He faces legal charges, including some originating from the investigation of the 2007 assassination of former prime minister Benazir Bhutto, who also spent time in self-imposed exile in Dubai before returning.
The flight from Dubai came after several failed promises to return in recent years. Mr Musharraf announced in early March that he would lead his party, the All Pakistan Muslim League, in the May elections.
Mr Musharraf met briefly with reporters in Dubai before heading to the airport.
He mingled with supporters aboard the plane on the way to Karachi, as some of them chanted slogans for his party, and tweeted "Finally I am coming home. Pakistan First!" as the plane approached Karachi.
There were moments of tension among his supporters when security forces whisked him away in a convoy of about a dozen vehicles, raising concerns he was being detained. It turned out he was simply being shifted to a different terminal, and his supporters had to wait more than two hours before he came out to address them.
The former president plans to spend a few days at a hotel in Karachi, where he and his team will hash out their plan for the upcoming election, said spokeswoman Saima Ali Dada. He will then travel to Islamabad. Meanwhile, his legal team will meet to decide the best way to respond to the charges against him.
"He is hoping for the best," said Ms Dada.
Mr Musharraf was forced out of office in 2008 amid growing discontent over his rule and the threat of impeachment by the country's two most powerful political parties. He has since lived in Dubai and London.
His decision to return was given a boost last week when a Pakistani court granted him pre-emptive bail - essentially preventing his immediate arrest - in three cases in which he is implicated. Besides Bhutto's death, he also faces charges related to the killing of Akbar Bugti, a Baluch nationalist leader, in August 2006 after a standoff with the Pakistani military, and is accused of illegally removing judges including the chief justice of the supreme court.

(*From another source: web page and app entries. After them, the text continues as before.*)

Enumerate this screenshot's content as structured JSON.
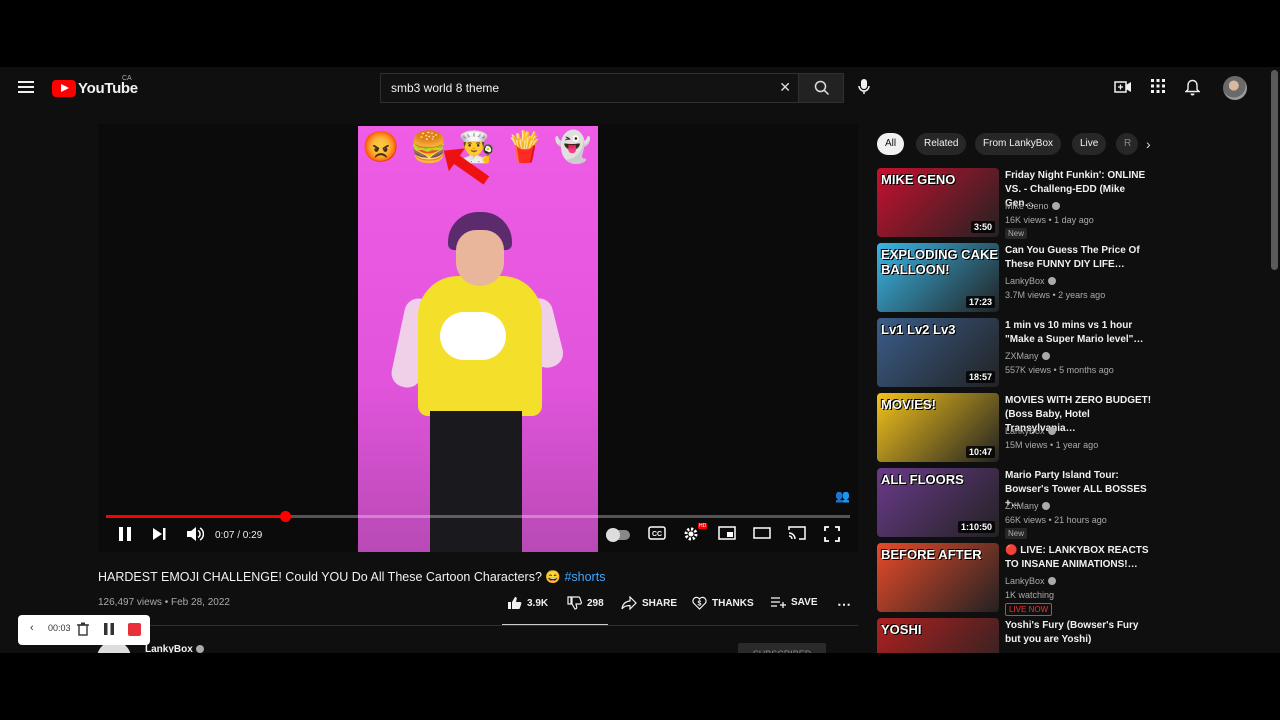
{
  "header": {
    "logo_text": "YouTube",
    "country": "CA",
    "search_value": "smb3 world 8 theme"
  },
  "player": {
    "time": "0:07 / 0:29",
    "progress": 0.24,
    "emojis": [
      "😡",
      "🍔",
      "👨‍🍳",
      "🍟",
      "👻"
    ]
  },
  "video": {
    "title": "HARDEST EMOJI CHALLENGE! Could YOU Do All These Cartoon Characters? 😄",
    "hashtag": "#shorts",
    "views": "126,497 views",
    "date": "Feb 28, 2022",
    "likes": "3.9K",
    "dislikes": "298",
    "share": "SHARE",
    "thanks": "THANKS",
    "save": "SAVE",
    "channel": "LankyBox",
    "subscribe": "SUBSCRIBED"
  },
  "recorder": {
    "time": "00:03"
  },
  "chips": [
    "All",
    "Related",
    "From LankyBox",
    "Live",
    "R"
  ],
  "sidebar": [
    {
      "title": "Friday Night Funkin': ONLINE VS. - Challeng-EDD (Mike Gen…",
      "channel": "Mike Geno",
      "meta": "16K views • 1 day ago",
      "duration": "3:50",
      "badge": "New",
      "thumb_text": "MIKE GENO",
      "thumb_color": "#c8102e"
    },
    {
      "title": "Can You Guess The Price Of These FUNNY DIY LIFE…",
      "channel": "LankyBox",
      "meta": "3.7M views • 2 years ago",
      "duration": "17:23",
      "badge": "",
      "thumb_text": "EXPLODING CAKE BALLOON!",
      "thumb_color": "#39b6e6"
    },
    {
      "title": "1 min vs 10 mins vs 1 hour \"Make a Super Mario level\"…",
      "channel": "ZXMany",
      "meta": "557K views • 5 months ago",
      "duration": "18:57",
      "badge": "",
      "thumb_text": "Lv1 Lv2 Lv3",
      "thumb_color": "#3a5d8a"
    },
    {
      "title": "MOVIES WITH ZERO BUDGET! (Boss Baby, Hotel Transylvania…",
      "channel": "LankyBox",
      "meta": "15M views • 1 year ago",
      "duration": "10:47",
      "badge": "",
      "thumb_text": "MOVIES!",
      "thumb_color": "#f2c21b"
    },
    {
      "title": "Mario Party Island Tour: Bowser's Tower ALL BOSSES +…",
      "channel": "ZXMany",
      "meta": "66K views • 21 hours ago",
      "duration": "1:10:50",
      "badge": "New",
      "thumb_text": "ALL FLOORS",
      "thumb_color": "#6a3a8a"
    },
    {
      "title": "🔴 LIVE: LANKYBOX REACTS TO INSANE ANIMATIONS!…",
      "channel": "LankyBox",
      "meta": "1K watching",
      "duration": "",
      "badge": "LIVE NOW",
      "thumb_text": "BEFORE AFTER",
      "thumb_color": "#e84a2a"
    },
    {
      "title": "Yoshi's Fury (Bowser's Fury but you are Yoshi)",
      "channel": "",
      "meta": "",
      "duration": "",
      "badge": "",
      "thumb_text": "YOSHI",
      "thumb_color": "#b02020"
    }
  ]
}
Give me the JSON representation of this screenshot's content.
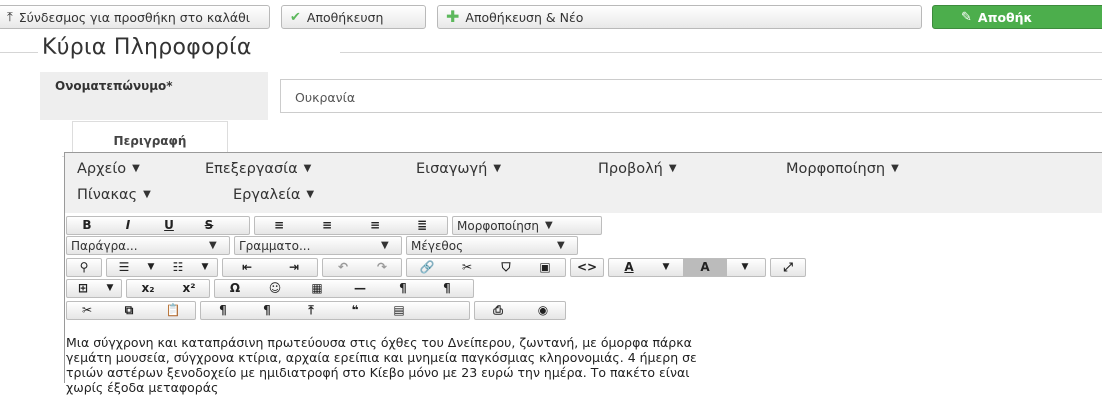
{
  "toolbar": {
    "add_link_label": "Σύνδεσμος για προσθήκη στο καλάθι",
    "save_label": "Αποθήκευση",
    "save_new_label": "Αποθήκευση & Νέο",
    "save_close_label": "Αποθήκ"
  },
  "section": {
    "legend": "Κύρια Πληροφορία"
  },
  "name_field": {
    "label": "Ονοματεπώνυμο*",
    "value": "Ουκρανία"
  },
  "tabs": [
    {
      "label": "Περιγραφή"
    }
  ],
  "editor": {
    "menus": [
      "Αρχείο",
      "Επεξεργασία",
      "Εισαγωγή",
      "Προβολή",
      "Μορφοποίηση",
      "Πίνακας",
      "Εργαλεία"
    ],
    "format_dropdown": "Μορφοποίηση",
    "paragraph_dropdown": "Παράγρα...",
    "font_dropdown": "Γραμματο...",
    "size_dropdown": "Μέγεθος",
    "content_lines": [
      "Μια σύγχρονη και καταπράσινη πρωτεύουσα στις όχθες του Δνείπερου, ζωντανή, με όμορφα πάρκα",
      "γεμάτη μουσεία, σύγχρονα κτίρια, αρχαία ερείπια και μνημεία παγκόσμιας κληρονομιάς. 4 ήμερη σε",
      "τριών αστέρων ξενοδοχείο με ημιδιατροφή στο Κίεβο μόνο με 23 ευρώ την ημέρα.  Το πακέτο είναι",
      "χωρίς έξοδα μεταφοράς"
    ]
  },
  "colors": {
    "green": "#4cae4c",
    "menubar_bg": "#f0f0f0",
    "label_bg": "#eeeeee"
  }
}
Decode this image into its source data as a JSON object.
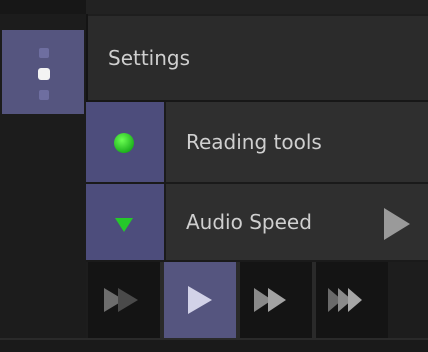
{
  "settings": {
    "label": "Settings",
    "icon": "menu-dots-icon"
  },
  "reading_tools": {
    "label": "Reading tools",
    "icon": "green-dot-icon",
    "color": "#2fd02f"
  },
  "audio_speed": {
    "label": "Audio Speed",
    "icon": "green-triangle-down-icon"
  },
  "speed_buttons": [
    {
      "name": "speed-slow-button",
      "icon": "double-chevron-faded-icon",
      "selected": false
    },
    {
      "name": "speed-normal-button",
      "icon": "play-icon",
      "selected": true
    },
    {
      "name": "speed-fast-button",
      "icon": "fast-forward-icon",
      "selected": false
    },
    {
      "name": "speed-faster-button",
      "icon": "triple-forward-icon",
      "selected": false
    }
  ],
  "colors": {
    "accent": "#55557f",
    "panel": "#2f2f2f",
    "background": "#1e1e1e"
  }
}
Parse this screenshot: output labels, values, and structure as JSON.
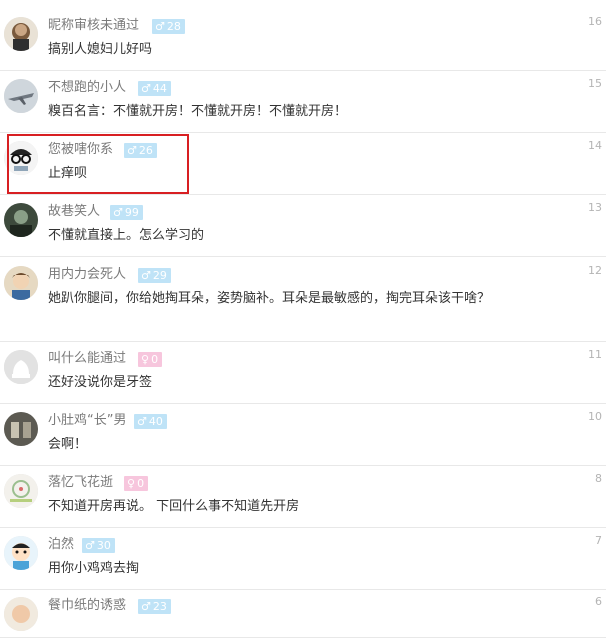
{
  "colors": {
    "name_text": "#7a7a7a",
    "comment_text": "#333333",
    "male_badge": "#bfe3f7",
    "female_badge": "#f7c6dd",
    "highlight_border": "#d81f22",
    "divider": "#e8e8e8"
  },
  "comments": [
    {
      "floor": "16",
      "username": "昵称审核未通过",
      "gender": "male",
      "gender_symbol": "♂",
      "level": "28",
      "text": "搞别人媳妇儿好吗",
      "avatar": "portrait-man-avatar"
    },
    {
      "floor": "15",
      "username": "不想跑的小人",
      "gender": "male",
      "gender_symbol": "♂",
      "level": "44",
      "text": "糗百名言：不懂就开房！不懂就开房！不懂就开房！",
      "avatar": "airplane-avatar"
    },
    {
      "floor": "14",
      "username": "您被嗐你系",
      "gender": "male",
      "gender_symbol": "♂",
      "level": "26",
      "text": "止痒呗",
      "avatar": "cartoon-glasses-avatar"
    },
    {
      "floor": "13",
      "username": "故巷笑人",
      "gender": "male",
      "gender_symbol": "♂",
      "level": "99",
      "text": "不懂就直接上。怎么学习的",
      "avatar": "dark-photo-avatar"
    },
    {
      "floor": "12",
      "username": "用内力会死人",
      "gender": "male",
      "gender_symbol": "♂",
      "level": "29",
      "text": "她趴你腿间，你给她掏耳朵，姿势脑补。耳朵是最敏感的，掏完耳朵该干啥？",
      "avatar": "anime-avatar"
    },
    {
      "floor": "11",
      "username": "叫什么能通过",
      "gender": "female",
      "gender_symbol": "♀",
      "level": "0",
      "text": "还好没说你是牙签",
      "avatar": "default-avatar"
    },
    {
      "floor": "10",
      "username": "小肚鸡“长”男",
      "gender": "male",
      "gender_symbol": "♂",
      "level": "40",
      "text": "会啊！",
      "avatar": "cups-photo-avatar"
    },
    {
      "floor": "8",
      "username": "落忆飞花逝",
      "gender": "female",
      "gender_symbol": "♀",
      "level": "0",
      "text": "不知道开房再说。 下回什么事不知道先开房",
      "avatar": "pattern-avatar"
    },
    {
      "floor": "7",
      "username": "泊然",
      "gender": "male",
      "gender_symbol": "♂",
      "level": "30",
      "text": "用你小鸡鸡去掏",
      "avatar": "cartoon-boy-avatar"
    },
    {
      "floor": "6",
      "username": "餐巾纸的诱惑",
      "gender": "male",
      "gender_symbol": "♂",
      "level": "23",
      "text": "",
      "avatar": "cartoon-avatar"
    }
  ]
}
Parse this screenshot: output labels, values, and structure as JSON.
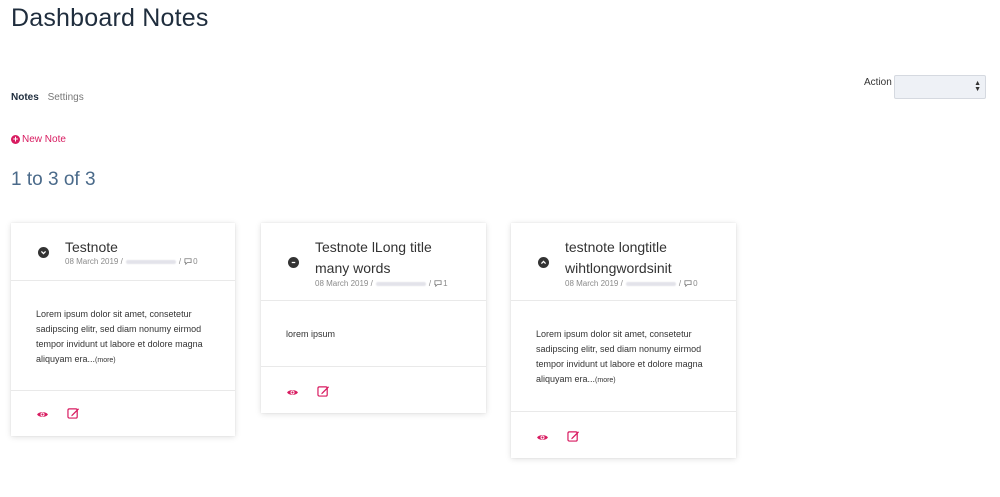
{
  "page": {
    "title": "Dashboard Notes"
  },
  "tabs": [
    {
      "label": "Notes",
      "active": true
    },
    {
      "label": "Settings",
      "active": false
    }
  ],
  "action": {
    "label": "Action",
    "selected": ""
  },
  "new_note": {
    "label": "New Note",
    "icon": "plus-circle-icon"
  },
  "pagination": {
    "range_text": "1 to 3 of 3"
  },
  "colors": {
    "accent": "#d81b60",
    "title": "#1f2d3d",
    "count": "#4a6a8a"
  },
  "notes": [
    {
      "title": "Testnote",
      "date": "08 March 2019",
      "comment_count": "0",
      "toggle_icon": "chevron-down-circle-icon",
      "body": "Lorem ipsum dolor sit amet, consetetur sadipscing elitr, sed diam nonumy eirmod tempor invidunt ut labore et dolore magna aliquyam era...",
      "more_label": "(more)"
    },
    {
      "title": "Testnote lLong title many words",
      "date": "08 March 2019",
      "comment_count": "1",
      "toggle_icon": "minus-circle-icon",
      "body": "lorem ipsum",
      "more_label": ""
    },
    {
      "title": "testnote longtitle wihtlongwordsinit",
      "date": "08 March 2019",
      "comment_count": "0",
      "toggle_icon": "chevron-up-circle-icon",
      "body": "Lorem ipsum dolor sit amet, consetetur sadipscing elitr, sed diam nonumy eirmod tempor invidunt ut labore et dolore magna aliquyam era...",
      "more_label": "(more)"
    }
  ]
}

Mr Musharraf now has 10 days to appear in court. He has dismissed the various charges as baseless.
Mr Musharraf on Saturday received death threats in a video message posted online by Adnan Rasheed, a militant who was among 385 inmates freed when Taliban fighters stormed a Pakistani jail last April, and who has tried before to assassinate the former president.
"The mujahideen of Islam have prepared a death squad to send Pervez Musharraf to hell," Rasheed said in the video. "We warn you to surrender yourself to us. Otherwise we will hit you from where you will never reckon."
Mr Musharraf had been expected to address a gathering yesterday near the mausoleum of Pakistan's founding father Mohammed Ali Jinnah in Karachi. But police decided to cancel his permit because of a "very serious threat," said Tahir Naveed, the deputy inspector general of Karachi police. He said Mr Musharraf would be provided with an armoured vehicle to protect him.
Militants tried to kill Mr Musharraf twice in December 2003 in Rawalpindi, where the Pakistani military is headquartered. First they placed a bomb intended to go off when his convoy passed by. When that did not work, suicide attackers tried to ram his motorcade with explosives-laden vehicles. The president was unhurt but 16 others died.
* With reporting from Nadeem Hanif in Dubai